This afternoon will be the first meeting of my law and ethics class. It's a requirement: all law students need to take a course that satisfies the professional responsibility mandate of the ABA.
It's fairly striking how meticulous the law school has been in driving home ethical requirements generally. I've never been in an environment before where ethical duties were so consciously addressed. For instance, in one of my previous classes there was a system for signing up to get called upon. If you were prepared for class, you would circle your name. If you had 15 circles through the semester, you'd get an automatic bump up in your grade. But the professor was very clear - if you circled your name you had an ethical responsibility to be prepared if called upon. In another course the professor assigned students a date to be on call. He spoke gravely about how it would be a breach of ethics to not be present that day.
It's not that I see anything unreasonable with these requirements. Not being available or prepared would result in taking an unjust advantage. What struck me was the specific language used to make clear such behavior would be forbidden, and the apparently perceived need to clearly address it at all. It's almost like we aren't trusted, and the only way we might recognize our ethical responsibilities is if they were spelled out so clearly in those terms.

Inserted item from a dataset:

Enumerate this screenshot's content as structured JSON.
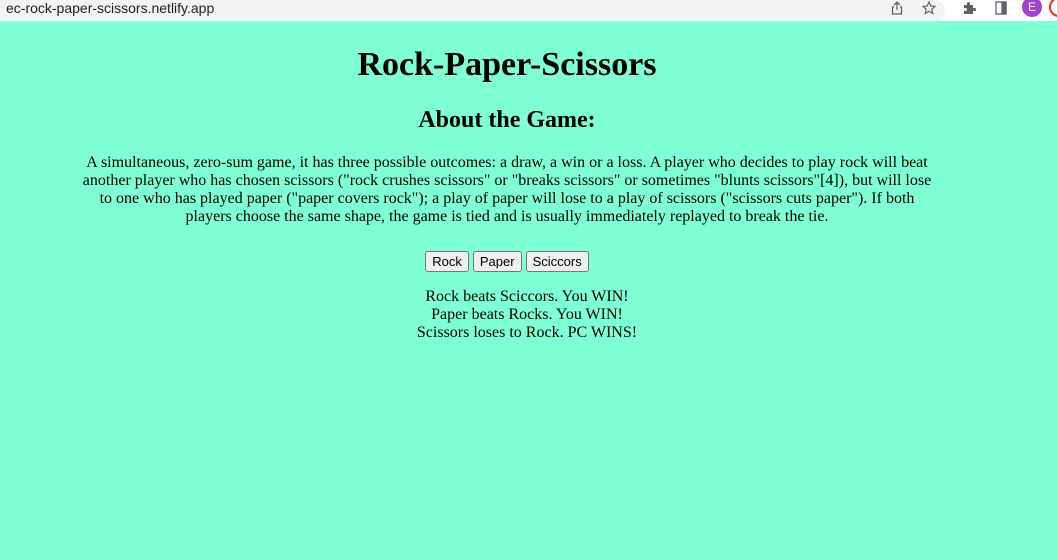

Without having taken the course yet I see ethical awareness as taking two forms: One, to be able to choose between a good option or bad the good one, even if it means subordinating self-interest if the other option would have caused some sort of harm or unfairness. I get the impression that law students are not regarded as necessarily capable of making the proper choice in such situations, perhaps because they are more likely to be blinded by the temptations or pressures of their circumstance.
I'm not sure better judgment can really be taught: I think it's a matter of personal philosophy if you are inclined to act in your self interest even if it might be to the detriment of others or simply unfair. Personally I prefer not to - I see causing unfairness as being too high a cost that my own personal gain wouldn't be worth. But for other people maybe it's necessary to propose a different cost, like disbarment or some other punitive sanction, in order to provide the incentive to make better choices.
The other form of ethical awareness is the ability to identify a choice as being either ethical or not in the first place. This is the area where I think the education can be most helpful, as we will soon find ourselves in unfamiliar situations with unfamiliar duties and responsibilities and power. Some guidance in navigating the gray areas can be very helpful, though ultimately it will still be up to us as individual people to make the correct choices once identified.
Edit: On my flight back from California earlier this week I sat next to a professor at another law school who teaches this material. I mentioned I was about to take the class over at BU and related to her my current impressions. I decided to document them here before I became immersed in the class to help track how my perception will change as part of my Great Change. Having now sat through the first class meeting since I wrote the above, I'm certain my views and attitudes will change as a result of the education, but I will reserve further comment until later in the process. Except to say that David E. Kelley may have redeemed himself: The Practice makes an excellent learning tool for this kind of thing...